Web page and app entries

━━━━━━

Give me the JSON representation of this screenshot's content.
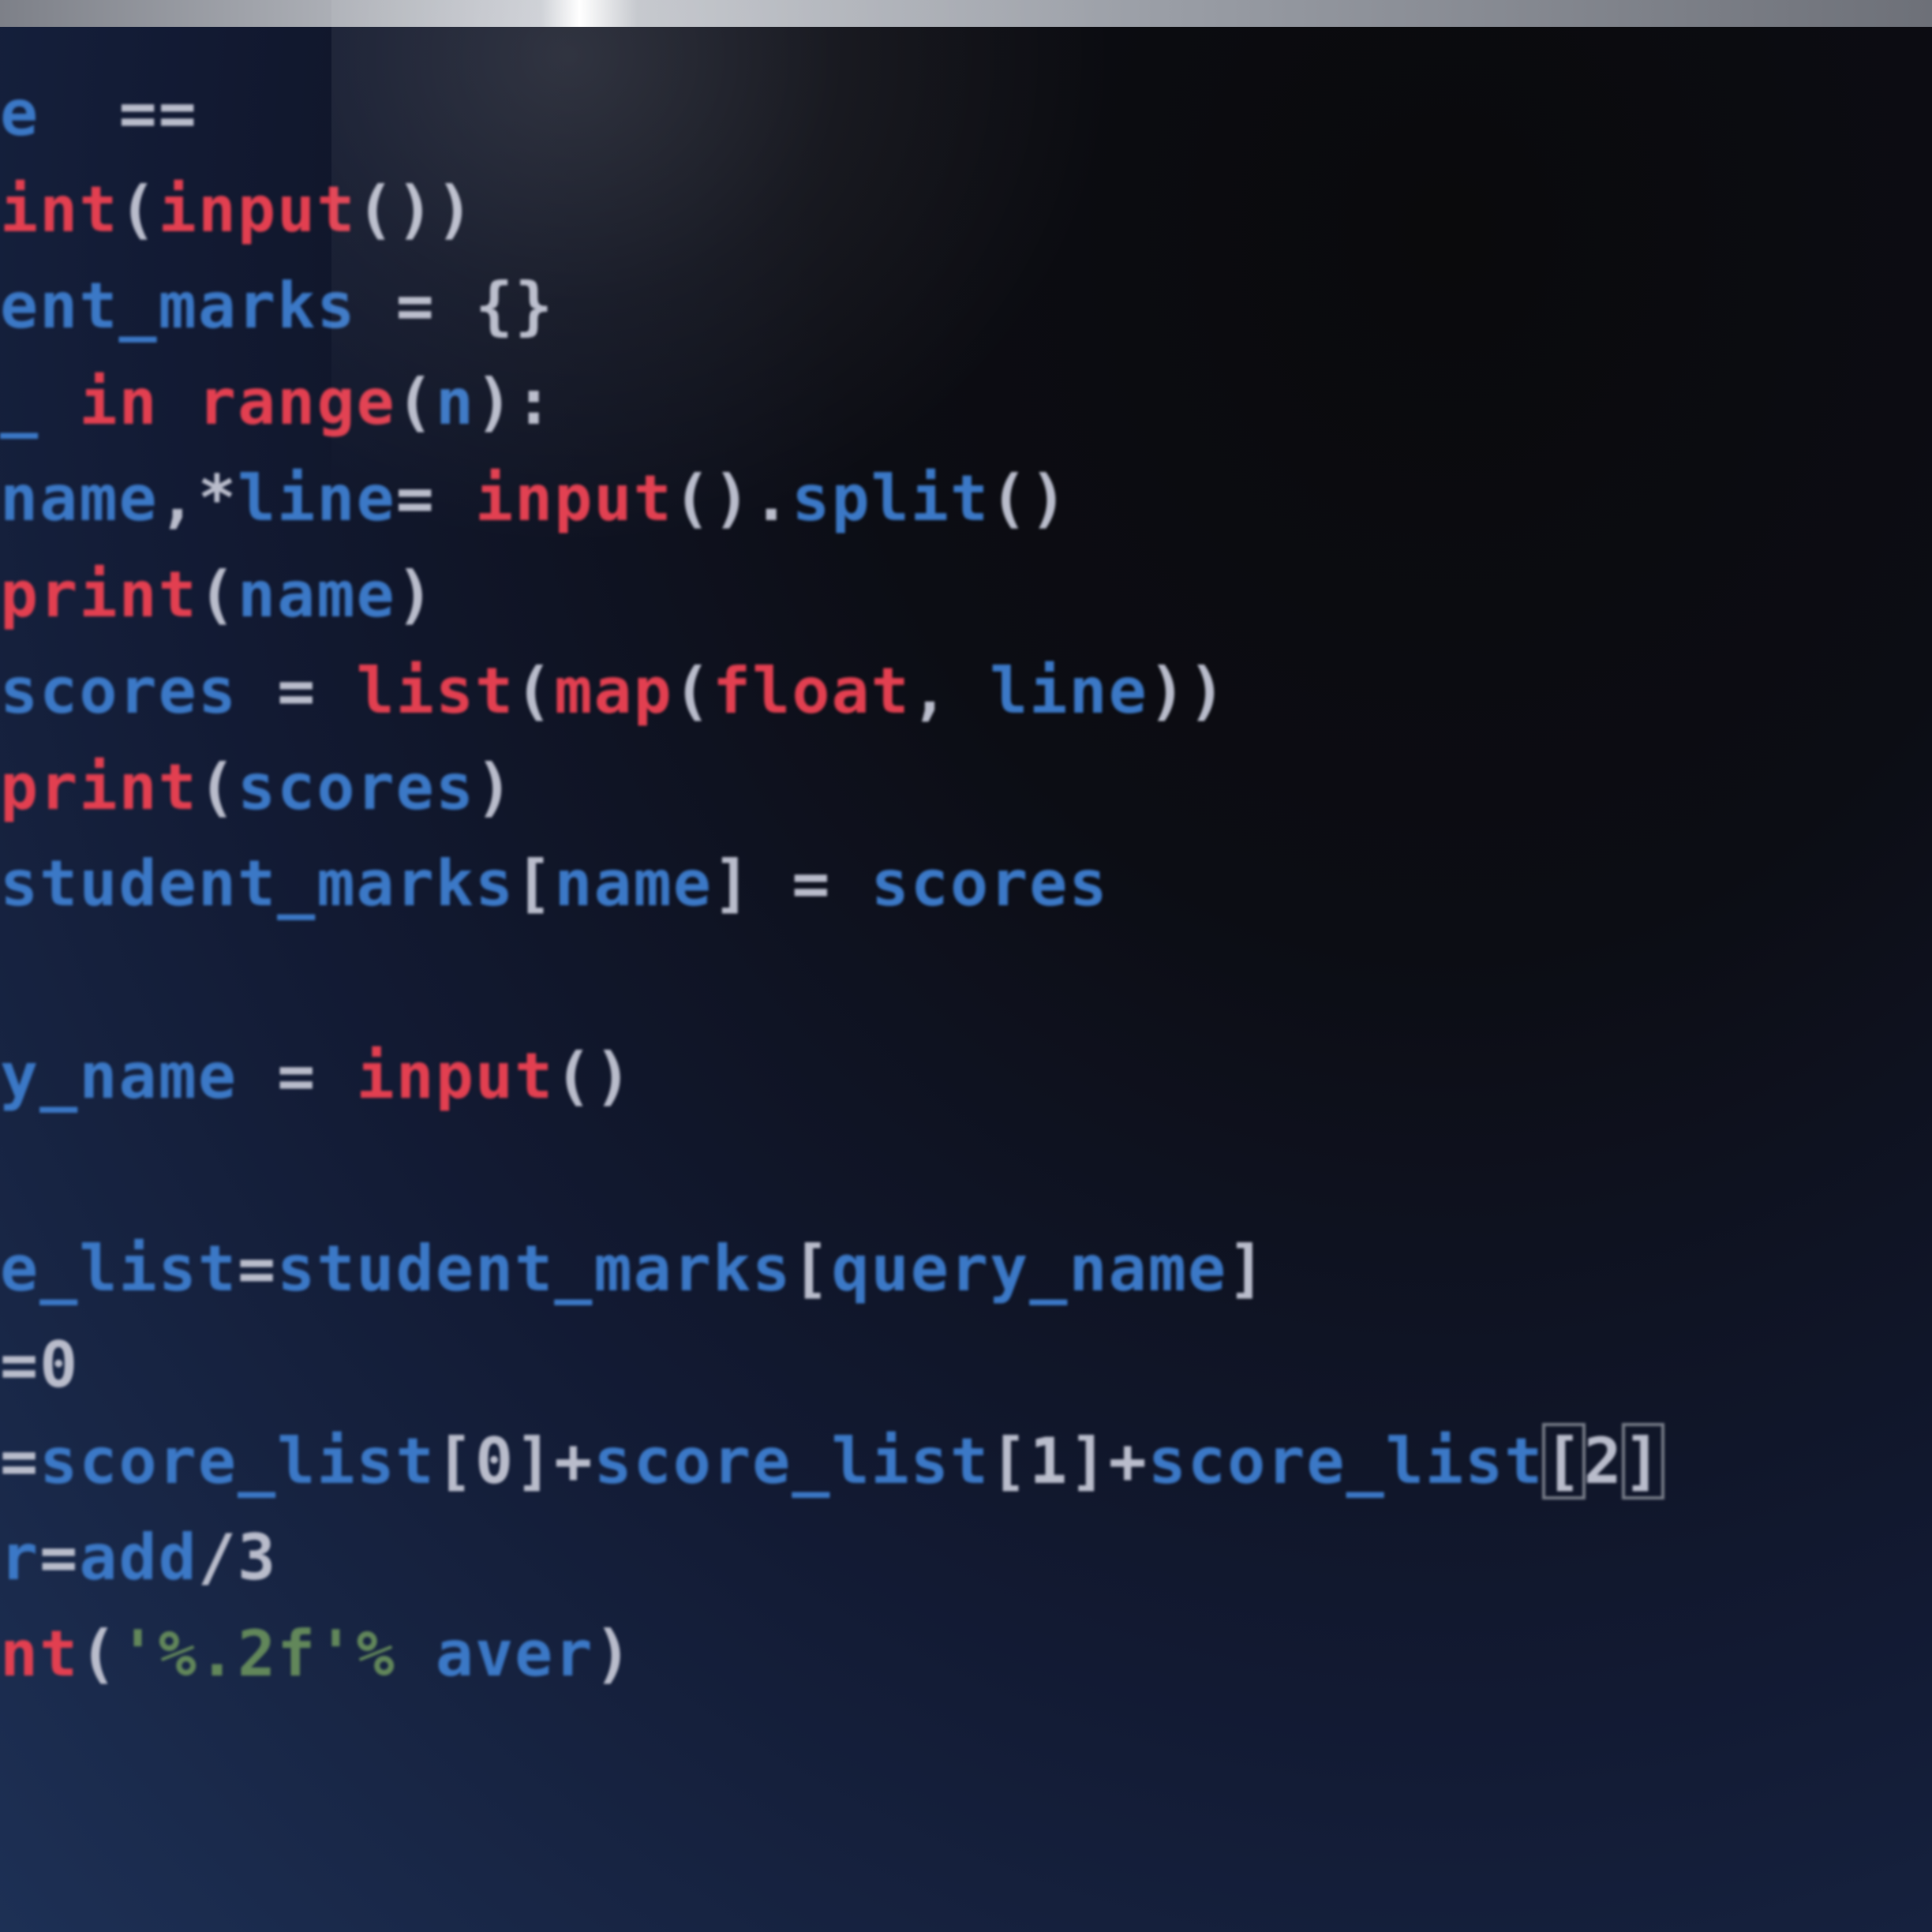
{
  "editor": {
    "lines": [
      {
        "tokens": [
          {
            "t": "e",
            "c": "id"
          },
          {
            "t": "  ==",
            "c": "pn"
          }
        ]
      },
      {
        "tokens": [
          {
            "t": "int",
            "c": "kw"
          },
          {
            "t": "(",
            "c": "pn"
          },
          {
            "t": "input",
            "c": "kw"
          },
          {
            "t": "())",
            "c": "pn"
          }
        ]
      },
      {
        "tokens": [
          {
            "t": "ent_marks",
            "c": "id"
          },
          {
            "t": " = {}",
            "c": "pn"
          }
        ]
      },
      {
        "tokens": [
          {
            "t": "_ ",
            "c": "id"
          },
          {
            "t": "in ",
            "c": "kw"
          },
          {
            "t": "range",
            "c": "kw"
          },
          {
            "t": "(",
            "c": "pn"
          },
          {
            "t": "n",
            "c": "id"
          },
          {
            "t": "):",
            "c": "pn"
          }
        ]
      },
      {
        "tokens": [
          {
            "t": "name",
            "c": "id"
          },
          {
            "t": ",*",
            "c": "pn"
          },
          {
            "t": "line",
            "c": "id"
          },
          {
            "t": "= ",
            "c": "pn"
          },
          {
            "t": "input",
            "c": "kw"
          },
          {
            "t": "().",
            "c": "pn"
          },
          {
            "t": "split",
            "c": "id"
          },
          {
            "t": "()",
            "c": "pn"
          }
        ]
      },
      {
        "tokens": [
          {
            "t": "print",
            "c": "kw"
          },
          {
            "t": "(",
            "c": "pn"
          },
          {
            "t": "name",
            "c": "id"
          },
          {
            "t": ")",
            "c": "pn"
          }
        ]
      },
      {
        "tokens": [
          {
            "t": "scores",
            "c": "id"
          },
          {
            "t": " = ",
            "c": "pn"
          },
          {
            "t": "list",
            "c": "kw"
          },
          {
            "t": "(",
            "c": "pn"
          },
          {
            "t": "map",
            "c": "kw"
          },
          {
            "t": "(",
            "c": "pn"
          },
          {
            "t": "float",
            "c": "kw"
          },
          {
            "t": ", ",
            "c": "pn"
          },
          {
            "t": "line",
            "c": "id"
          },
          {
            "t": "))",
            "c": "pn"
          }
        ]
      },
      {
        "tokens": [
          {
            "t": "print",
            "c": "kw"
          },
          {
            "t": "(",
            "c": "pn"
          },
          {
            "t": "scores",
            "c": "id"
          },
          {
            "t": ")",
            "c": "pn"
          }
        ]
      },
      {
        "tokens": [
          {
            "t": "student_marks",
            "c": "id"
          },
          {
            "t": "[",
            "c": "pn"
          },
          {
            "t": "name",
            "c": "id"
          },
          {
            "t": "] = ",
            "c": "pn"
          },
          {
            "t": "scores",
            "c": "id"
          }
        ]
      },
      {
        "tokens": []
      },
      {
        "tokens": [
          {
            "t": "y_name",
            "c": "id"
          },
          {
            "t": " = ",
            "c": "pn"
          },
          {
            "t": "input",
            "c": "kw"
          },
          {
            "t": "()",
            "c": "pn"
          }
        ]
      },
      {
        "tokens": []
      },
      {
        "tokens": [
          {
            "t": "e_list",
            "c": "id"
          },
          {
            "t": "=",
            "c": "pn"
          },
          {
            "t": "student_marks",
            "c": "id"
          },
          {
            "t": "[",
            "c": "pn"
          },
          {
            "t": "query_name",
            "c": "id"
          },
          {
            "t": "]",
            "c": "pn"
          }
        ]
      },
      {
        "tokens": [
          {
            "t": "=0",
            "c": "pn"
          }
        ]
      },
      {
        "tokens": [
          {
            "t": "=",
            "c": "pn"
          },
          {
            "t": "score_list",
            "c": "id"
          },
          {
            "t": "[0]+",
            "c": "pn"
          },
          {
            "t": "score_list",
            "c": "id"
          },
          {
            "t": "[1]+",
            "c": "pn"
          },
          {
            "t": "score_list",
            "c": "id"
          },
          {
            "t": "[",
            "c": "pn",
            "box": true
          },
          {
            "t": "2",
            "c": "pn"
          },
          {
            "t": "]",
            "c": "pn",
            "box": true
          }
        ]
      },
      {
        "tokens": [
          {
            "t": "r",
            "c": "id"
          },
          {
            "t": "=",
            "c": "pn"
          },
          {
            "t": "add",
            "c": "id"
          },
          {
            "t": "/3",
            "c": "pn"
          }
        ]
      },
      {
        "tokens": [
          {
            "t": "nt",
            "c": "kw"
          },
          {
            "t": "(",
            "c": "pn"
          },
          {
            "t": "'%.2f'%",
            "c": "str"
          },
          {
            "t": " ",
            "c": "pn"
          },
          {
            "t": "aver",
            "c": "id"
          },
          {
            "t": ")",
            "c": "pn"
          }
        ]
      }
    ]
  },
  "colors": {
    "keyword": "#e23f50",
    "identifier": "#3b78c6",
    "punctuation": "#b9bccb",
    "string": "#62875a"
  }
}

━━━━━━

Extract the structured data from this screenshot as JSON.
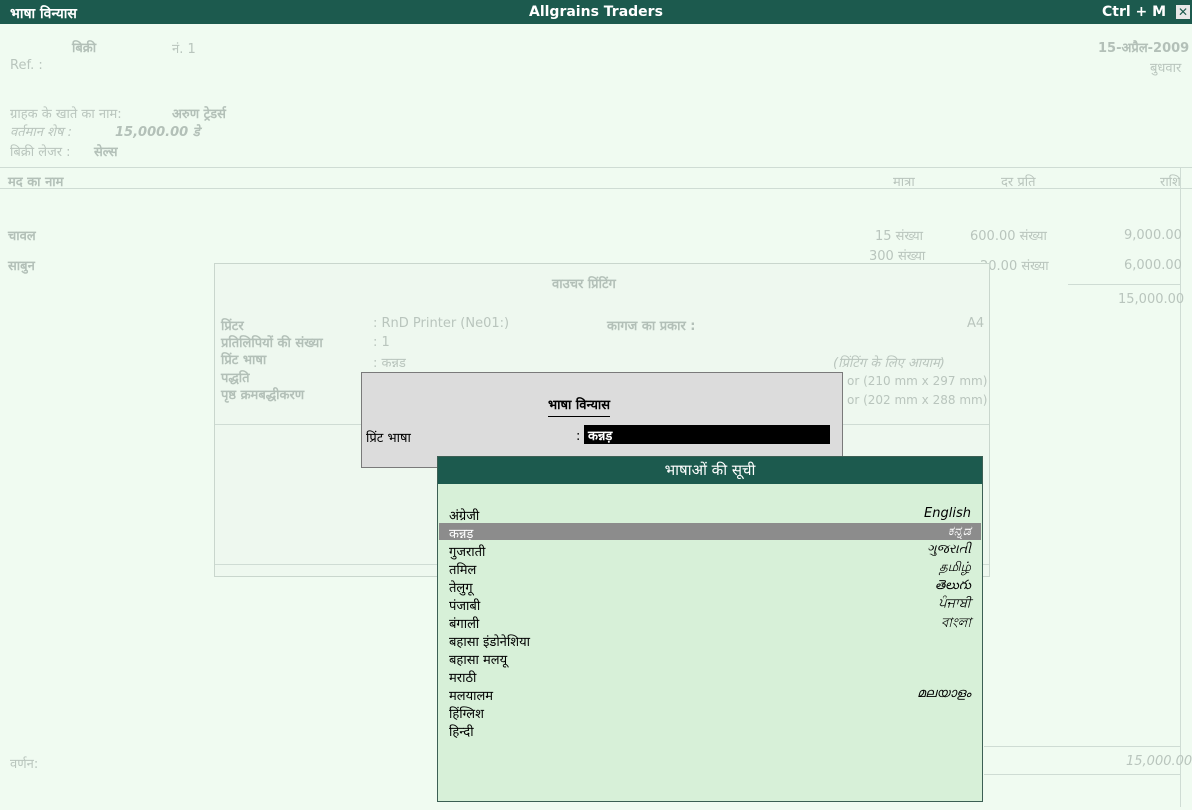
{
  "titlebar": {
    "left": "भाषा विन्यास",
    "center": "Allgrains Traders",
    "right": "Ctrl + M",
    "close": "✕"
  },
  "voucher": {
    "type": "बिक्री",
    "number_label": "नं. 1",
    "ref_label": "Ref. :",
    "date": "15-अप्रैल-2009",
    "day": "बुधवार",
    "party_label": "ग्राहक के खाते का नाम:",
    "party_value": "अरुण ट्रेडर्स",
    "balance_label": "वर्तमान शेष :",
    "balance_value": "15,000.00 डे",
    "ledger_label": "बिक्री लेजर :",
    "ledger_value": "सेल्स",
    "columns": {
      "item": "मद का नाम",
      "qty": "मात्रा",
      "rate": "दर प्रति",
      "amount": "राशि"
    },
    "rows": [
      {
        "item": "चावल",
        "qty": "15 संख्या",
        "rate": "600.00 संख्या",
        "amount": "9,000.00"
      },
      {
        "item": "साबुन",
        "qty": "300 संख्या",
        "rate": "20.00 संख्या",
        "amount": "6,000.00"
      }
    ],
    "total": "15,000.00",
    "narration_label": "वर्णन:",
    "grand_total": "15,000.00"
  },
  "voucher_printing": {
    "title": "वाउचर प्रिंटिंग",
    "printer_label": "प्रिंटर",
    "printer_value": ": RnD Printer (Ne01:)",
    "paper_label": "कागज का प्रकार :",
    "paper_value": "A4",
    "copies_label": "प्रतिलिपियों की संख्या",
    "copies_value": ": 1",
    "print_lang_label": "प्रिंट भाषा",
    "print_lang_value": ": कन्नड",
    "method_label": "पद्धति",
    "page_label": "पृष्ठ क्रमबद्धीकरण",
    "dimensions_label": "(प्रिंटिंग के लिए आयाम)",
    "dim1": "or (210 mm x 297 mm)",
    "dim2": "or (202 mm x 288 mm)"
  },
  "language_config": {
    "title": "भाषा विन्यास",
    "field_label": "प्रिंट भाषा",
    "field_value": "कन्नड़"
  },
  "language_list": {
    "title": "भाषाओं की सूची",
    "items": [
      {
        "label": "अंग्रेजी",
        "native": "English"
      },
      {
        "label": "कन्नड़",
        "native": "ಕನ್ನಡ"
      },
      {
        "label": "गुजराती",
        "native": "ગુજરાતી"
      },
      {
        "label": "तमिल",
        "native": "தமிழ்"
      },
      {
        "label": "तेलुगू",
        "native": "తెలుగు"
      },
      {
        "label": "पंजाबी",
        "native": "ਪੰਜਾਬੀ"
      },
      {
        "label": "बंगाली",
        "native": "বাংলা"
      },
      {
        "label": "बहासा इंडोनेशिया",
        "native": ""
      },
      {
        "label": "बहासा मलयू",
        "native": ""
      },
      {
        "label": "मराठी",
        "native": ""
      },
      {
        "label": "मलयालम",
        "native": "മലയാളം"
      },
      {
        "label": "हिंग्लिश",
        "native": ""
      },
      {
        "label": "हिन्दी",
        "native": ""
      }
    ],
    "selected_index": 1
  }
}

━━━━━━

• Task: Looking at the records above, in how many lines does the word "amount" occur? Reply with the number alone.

• Exercise answer: 3